The panel discussed the value of working in both large, international, and small law firms before setting up your own practice. All agreed on the value of making connections and working collaboratively to grow your practice. They acknowledged that working with and learning from highly qualified, recognised professionals in their careers had been of tremendous benefit. While some of the panelists had started their firm with clients already signed up and others had not, all had ultimately called on their network to kickstart their practice. Ziadé also flagged the importance of finding personal and professional mentors as a critical ingredient for success. Particularly when you are making important decisions, it is useful to share them with a mentor and have them challenged.

Draw up a business plan

The panel agreed that while setting up a boutique feels like a leap into the unknown, having a business plan is key. A business plan will help with long-term planning for your practice as well as being a useful tool to measure your progress. As a partner of your own practice, you need to be focused on the present, servicing current clients, as well as thinking longer term about developing the business. The panelists agreed it is important to diversify your practice and not confine yourself to working only one market to ensure you have a pipeline of clients and business, at least until you have built up your reputation. 

Stay on top of the business

In addition to running a practice comes the responsibility of managing the business itself. The panelists agreed that the importance of this area of responsibility should not be underestimated. They noted that it is essential to carve out time to allow yourself to oversee the day-to-day running of the business. This includes administrative duties such as accounting, taxes, IT and managerial activities such as HR and recruitment. The speakers added that such administrative tasks are generally invisible in large organisations and should be considered before setting up your own practice. 

Look after your people

Surround yourself with a strong team that shares the same priorities and principles. Mourre highlighted that making careful recruitment decisions was of vital importance, as you spend a great deal of time in each other’s company, working together. To him, of crucial importance is a high level of trust, good communication and respect between partners to ensure the firm’s success. Ziadé added that it is important to build a high-quality team of associates who understand, share and exemplify your company values so that all business development tasks can be more easily shared amongst partners and associates and that everyone is truly part of the overall project. All speakers agreed and added that a recurrent difficulty for independent practitioners is to find the right balance between recruiting as a response to an overwhelming workload and being overstaffed.

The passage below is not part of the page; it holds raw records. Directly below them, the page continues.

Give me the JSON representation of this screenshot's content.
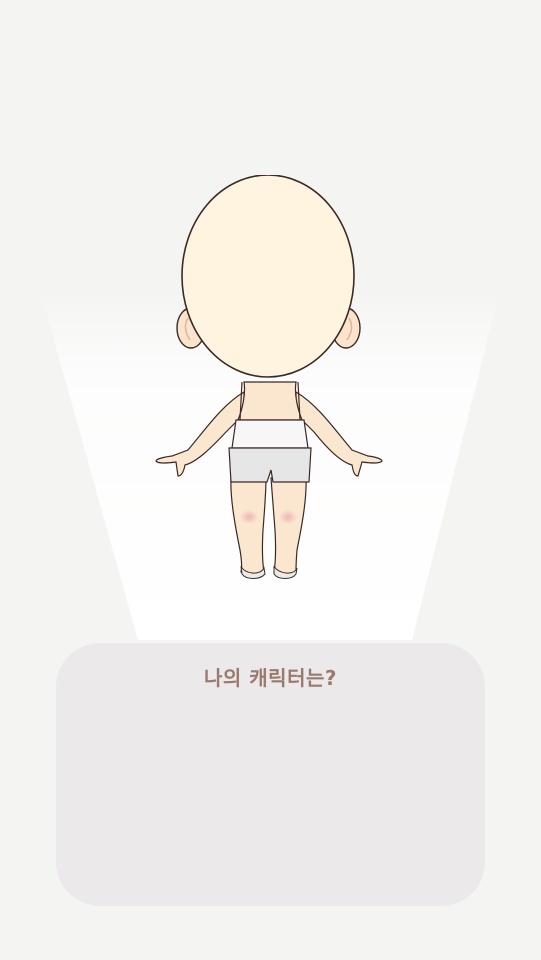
{
  "screen": {
    "background_color": "#f4f5f3"
  },
  "character": {
    "icon": "chibi-character-base-icon",
    "skin_color": "#fff4e0",
    "outline_color": "#3a2a26"
  },
  "info_panel": {
    "title": "나의 캐릭터는?",
    "background_color": "#ebe9ea",
    "title_color": "#9a7a6e",
    "content": ""
  }
}
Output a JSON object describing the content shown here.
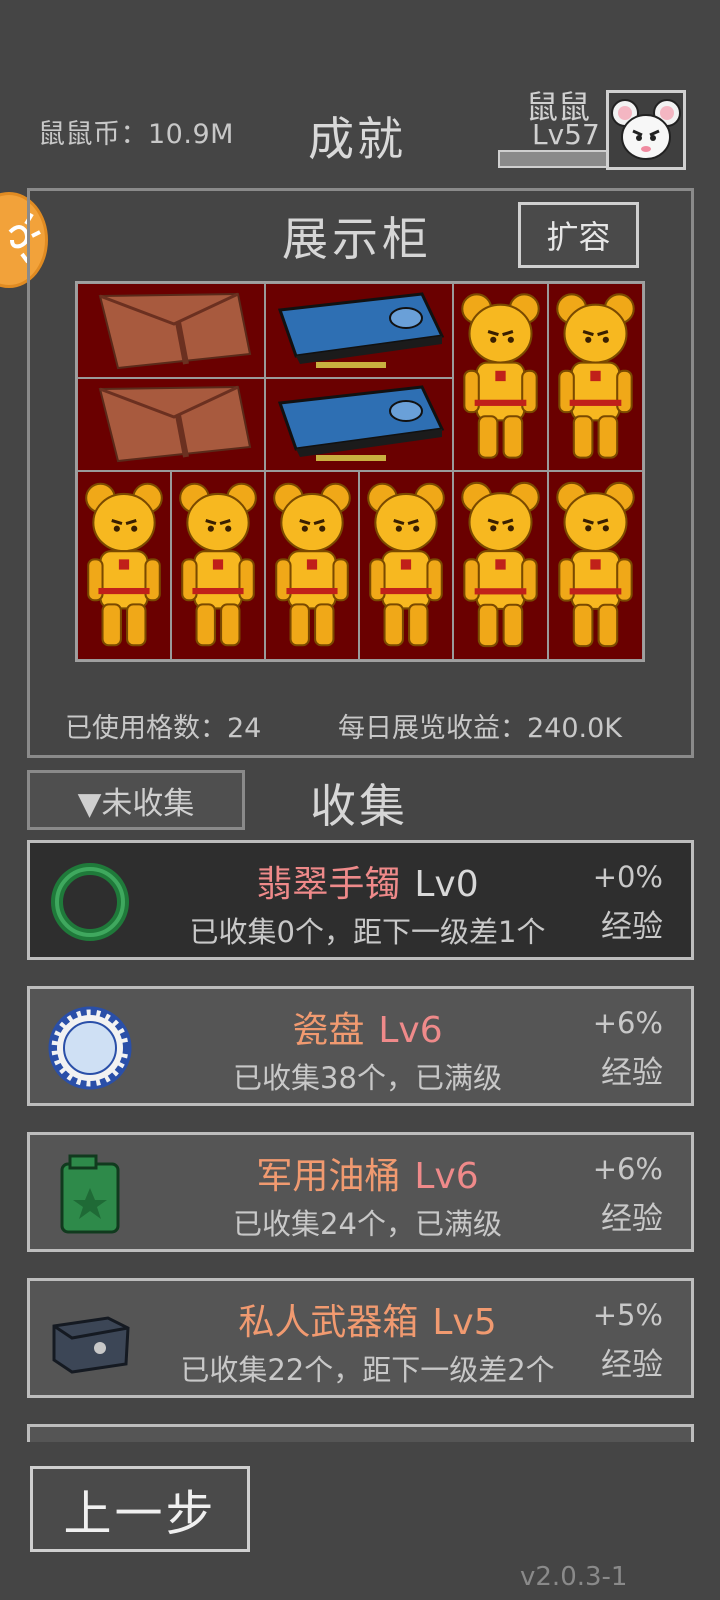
{
  "header": {
    "coins_text": "鼠鼠币：10.9M",
    "title": "成就",
    "player_name": "鼠鼠",
    "player_level": "Lv57"
  },
  "showcase": {
    "title": "展示柜",
    "expand_label": "扩容",
    "used_cells_text": "已使用格数：24",
    "daily_income_text": "每日展览收益：240.0K",
    "items": [
      "wallet-icon",
      "graphics-card-icon",
      "gold-bear-icon",
      "gold-bear-icon",
      "wallet-icon",
      "graphics-card-icon",
      "gold-bear-icon",
      "gold-bear-icon",
      "gold-bear-icon",
      "gold-bear-icon",
      "gold-bear-icon",
      "gold-bear-icon"
    ]
  },
  "collection": {
    "filter_label": "▼未收集",
    "title": "收集",
    "rows": [
      {
        "icon": "jade-bracelet-icon",
        "name": "翡翠手镯",
        "level": "Lv0",
        "status": "已收集0个，距下一级差1个",
        "bonus": "+0%",
        "exp_label": "经验"
      },
      {
        "icon": "porcelain-plate-icon",
        "name": "瓷盘",
        "level": "Lv6",
        "status": "已收集38个，已满级",
        "bonus": "+6%",
        "exp_label": "经验"
      },
      {
        "icon": "jerry-can-icon",
        "name": "军用油桶",
        "level": "Lv6",
        "status": "已收集24个，已满级",
        "bonus": "+6%",
        "exp_label": "经验"
      },
      {
        "icon": "weapon-case-icon",
        "name": "私人武器箱",
        "level": "Lv5",
        "status": "已收集22个，距下一级差2个",
        "bonus": "+5%",
        "exp_label": "经验"
      }
    ]
  },
  "footer": {
    "back_label": "上一步",
    "version": "v2.0.3-1"
  },
  "colors": {
    "background": "#454545",
    "showcase_cell": "#6a0000",
    "item_name": "#ef8a8a",
    "accent_orange": "#f2a23a"
  }
}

Build your reputation

Building your profile, being visible in the sector and to end-users is important. While all felt that publicity was a ‘nice to have’ when launching a new practice, the upfront investment required might make it impossible. The general consensus was that of far greater benefit was to build a strong reputation through delivering outstanding results for clients. This is the most powerful calling card for boutique firms. Zukova elaborated that to succeed as an independent practitioner, you need to network with the key arbitral institutions and, with clients, at all times, go the extra mile, being accessible, providing personal service and tailoring all advice to deliver true added value.

Have self-belief

De Jesús finished by saying that, in addition to being already highly trained before the “plunge”, another important ingredient of success is to "believe and convince yourself that it is possible".  

To conclude, all speakers confirmed that if independence has a price, shaping your own practice is so enriching and satisfying that it’s worth the sacrifices.

About the author:  Antonii Dubeu is a law student specialising in international arbitration and litigation. He is pursuing a Master 2 in Arbitration and International Trade at the University of Paris-Saclay and a certificate in Energy & Finance at HEC Paris. Born in Ukraine, Antonii speaks French, English, Russian, Romanian and Ukrainian.